Tag Archives: GDP

Another View of US Exports: Portland and the Pacific Northwest

Following on yesterday’s post which covered the surge in coal exports from the US, readers may be aware that various coal exporters have searched in vain for the past two years for new coal exporting locales, along the Washington and Oregon coasts. Unsurprisingly, whether in Cherry Point, Washington (near Bellingham) or in St Helens, Oregon […]

Big Repairs Still Needed To Fix the American Jobs Picture

A significant structural change in US labor markets has come to light in the years since the financial crisis, and that is our economy’s composition of full time vs. part time jobs. The US in the previous decade shouldered nearly five full time jobs for every part time job. But that ratio changed, rather dramatically, […]

Got BTU? Accounting for America’s Energy and GDP

There are complexities associated with the calculation of US energy expenditures against its GDP. The above chart only records domestic consumption of energy. But you see, the United States is a country that does not bear the full cost of the externalities associated with its total consumption of goods. This leads most economists to an […]

Obama Memo: Redeem Yourself With Rail

Has the Obama Administration, in its first three years, helped the United States ween itself from fossil fuels? Or more urgently, from oil? The 2005-2008 period sent another stern warning that a discretionary, oil-based lifestyle was unlikely to be sustainable in America. The data now proves this out. From the highs of 2005, US oil […]

Why Oil Prices Are Killing the Economy

Dear Readers: I’m currently writing a long-form post twice a month now for Chris Martenson’s excellent wesbsite. Accordingly, I’ll be publishing the first (and free) part of these essays here at เกมยิงปลาสุดมันส์ www.dongythoxuanduong.com. Enjoy. — Gregor ___________________________________________________________________________ “Oh, that was easy,” says Man, and for an encore goes on to prove that black is white and […]

Obsolete Expertise and the US Economy’s Energy Problem

If you came of age in the twenty years leading up to the millennium, it’s likely you will treat energy as a non-limiting input to the US economy. As a journalist, policy maker, or economist, you are far more likely to produce political explanations when faced with economic dilemmas. The Great Recession has offered the […]

The Energy Limit Model

The energy limit model to economic growth is working beautifully, having come into play prior to the 2008 crisis and now once again forcing another global slowdown.

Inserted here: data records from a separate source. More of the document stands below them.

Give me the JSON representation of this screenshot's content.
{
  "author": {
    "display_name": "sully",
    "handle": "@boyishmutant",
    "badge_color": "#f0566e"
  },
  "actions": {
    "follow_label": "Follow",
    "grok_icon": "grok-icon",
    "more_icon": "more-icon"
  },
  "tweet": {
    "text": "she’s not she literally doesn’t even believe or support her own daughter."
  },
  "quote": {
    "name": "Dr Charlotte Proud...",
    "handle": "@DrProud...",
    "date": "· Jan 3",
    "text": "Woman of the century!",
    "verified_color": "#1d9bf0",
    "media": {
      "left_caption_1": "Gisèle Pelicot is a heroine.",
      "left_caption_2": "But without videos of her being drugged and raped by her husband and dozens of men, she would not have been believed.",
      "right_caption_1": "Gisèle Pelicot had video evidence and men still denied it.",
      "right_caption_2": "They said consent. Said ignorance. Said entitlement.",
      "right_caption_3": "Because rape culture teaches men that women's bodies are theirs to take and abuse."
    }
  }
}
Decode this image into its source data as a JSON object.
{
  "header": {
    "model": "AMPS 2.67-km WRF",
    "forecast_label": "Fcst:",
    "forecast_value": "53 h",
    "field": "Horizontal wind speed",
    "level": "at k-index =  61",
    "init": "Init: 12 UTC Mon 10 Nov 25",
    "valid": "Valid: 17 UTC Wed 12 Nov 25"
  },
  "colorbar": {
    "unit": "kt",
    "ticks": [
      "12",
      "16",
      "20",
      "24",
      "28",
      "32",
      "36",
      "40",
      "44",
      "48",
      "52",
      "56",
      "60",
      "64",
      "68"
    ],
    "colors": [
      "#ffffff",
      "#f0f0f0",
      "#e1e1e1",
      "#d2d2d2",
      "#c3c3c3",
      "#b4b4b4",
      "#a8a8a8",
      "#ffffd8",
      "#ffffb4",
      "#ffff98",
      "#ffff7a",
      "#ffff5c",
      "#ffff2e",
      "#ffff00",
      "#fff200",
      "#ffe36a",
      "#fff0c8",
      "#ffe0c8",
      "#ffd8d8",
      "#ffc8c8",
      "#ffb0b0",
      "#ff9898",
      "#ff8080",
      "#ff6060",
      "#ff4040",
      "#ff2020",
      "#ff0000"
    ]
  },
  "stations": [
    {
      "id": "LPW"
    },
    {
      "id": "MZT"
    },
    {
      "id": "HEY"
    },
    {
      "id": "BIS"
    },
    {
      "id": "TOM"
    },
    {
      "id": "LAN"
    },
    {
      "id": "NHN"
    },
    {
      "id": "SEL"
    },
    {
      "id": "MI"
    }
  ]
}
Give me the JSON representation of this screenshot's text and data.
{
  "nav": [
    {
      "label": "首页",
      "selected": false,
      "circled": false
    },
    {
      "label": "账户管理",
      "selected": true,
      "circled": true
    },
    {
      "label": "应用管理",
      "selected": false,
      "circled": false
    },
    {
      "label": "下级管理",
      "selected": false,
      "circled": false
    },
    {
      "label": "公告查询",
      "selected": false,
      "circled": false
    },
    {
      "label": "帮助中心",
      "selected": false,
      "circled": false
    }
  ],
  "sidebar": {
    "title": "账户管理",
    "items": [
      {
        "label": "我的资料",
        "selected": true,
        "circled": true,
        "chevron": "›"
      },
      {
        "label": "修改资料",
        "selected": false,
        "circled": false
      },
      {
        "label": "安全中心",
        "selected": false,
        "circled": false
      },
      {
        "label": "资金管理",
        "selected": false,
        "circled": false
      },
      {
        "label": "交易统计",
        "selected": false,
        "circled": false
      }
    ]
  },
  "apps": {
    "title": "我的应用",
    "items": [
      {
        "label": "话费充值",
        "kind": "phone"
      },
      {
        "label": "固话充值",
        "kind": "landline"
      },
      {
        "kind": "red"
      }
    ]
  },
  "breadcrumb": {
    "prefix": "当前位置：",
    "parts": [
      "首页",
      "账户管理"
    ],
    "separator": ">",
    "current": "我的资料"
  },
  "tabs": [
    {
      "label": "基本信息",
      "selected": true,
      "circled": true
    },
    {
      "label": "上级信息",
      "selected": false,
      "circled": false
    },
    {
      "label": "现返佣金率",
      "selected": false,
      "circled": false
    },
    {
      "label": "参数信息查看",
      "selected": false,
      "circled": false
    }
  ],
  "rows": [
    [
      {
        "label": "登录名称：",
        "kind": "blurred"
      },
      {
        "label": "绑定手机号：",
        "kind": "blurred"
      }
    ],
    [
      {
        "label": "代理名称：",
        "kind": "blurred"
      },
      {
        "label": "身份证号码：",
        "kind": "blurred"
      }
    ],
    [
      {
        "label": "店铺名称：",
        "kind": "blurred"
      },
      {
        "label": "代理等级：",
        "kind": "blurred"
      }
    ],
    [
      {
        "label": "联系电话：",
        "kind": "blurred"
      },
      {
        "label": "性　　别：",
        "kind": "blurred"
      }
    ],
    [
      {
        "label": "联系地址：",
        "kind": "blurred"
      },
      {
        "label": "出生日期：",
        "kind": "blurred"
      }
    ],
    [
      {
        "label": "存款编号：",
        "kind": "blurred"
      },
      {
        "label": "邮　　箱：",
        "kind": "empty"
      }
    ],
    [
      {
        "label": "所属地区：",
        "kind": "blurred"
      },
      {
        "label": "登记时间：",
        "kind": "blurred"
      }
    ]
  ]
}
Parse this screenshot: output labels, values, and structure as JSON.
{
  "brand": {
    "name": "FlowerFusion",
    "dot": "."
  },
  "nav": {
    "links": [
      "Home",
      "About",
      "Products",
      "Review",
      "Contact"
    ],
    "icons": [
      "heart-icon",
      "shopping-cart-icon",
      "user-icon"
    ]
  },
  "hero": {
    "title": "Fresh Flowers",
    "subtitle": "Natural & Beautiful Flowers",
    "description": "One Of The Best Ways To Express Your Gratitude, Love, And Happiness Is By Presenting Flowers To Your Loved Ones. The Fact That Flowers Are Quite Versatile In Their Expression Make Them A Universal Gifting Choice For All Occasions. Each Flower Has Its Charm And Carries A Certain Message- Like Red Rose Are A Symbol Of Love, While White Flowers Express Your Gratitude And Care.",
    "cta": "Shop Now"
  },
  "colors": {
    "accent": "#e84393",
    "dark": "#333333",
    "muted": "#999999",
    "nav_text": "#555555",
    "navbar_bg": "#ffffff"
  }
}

Above is the most recently updated chart showing energy expenditures as a percentage of US GDP. As usual, I have not merely taken EIA.Gov’s calculations here, but cross […]

Phantom Efficiencies: US Economy Still Running Very Slow

The US economy is consuming 2.00% less energy than its five year average seen prior to the 2008 financial crisis. Some will be cheered by this data, and indeed there are small nuggets of good news here. First, US consumption of oil—which turned flattish after the 2004 repricing—is down significantly, by over 10% since 2007. […]

The Decline of Available Energy to Society

Over the New Year’s Day weekend The Oil Drum put out a call to its community of analysts for chart submissions. What’s been created there over the past 72 hours is a kind of museum of data covering population, energy, growth, and the economy. Do check out the post, Chart of the Year, which is […]

The Scholarship of Collapse

The June issue of เกมยิงปลาสุดมันส์ www.dongythoxuanduong.com Monthly, The Scholarship of Collapse, addresses several views of economic and systemic collapse from the works of Jared Diamond to Joseph Tainter, and then goes on to apply these views to the United States–and to its biggest state, California. Frankly, it’s not much fun to suggest that another leg down […]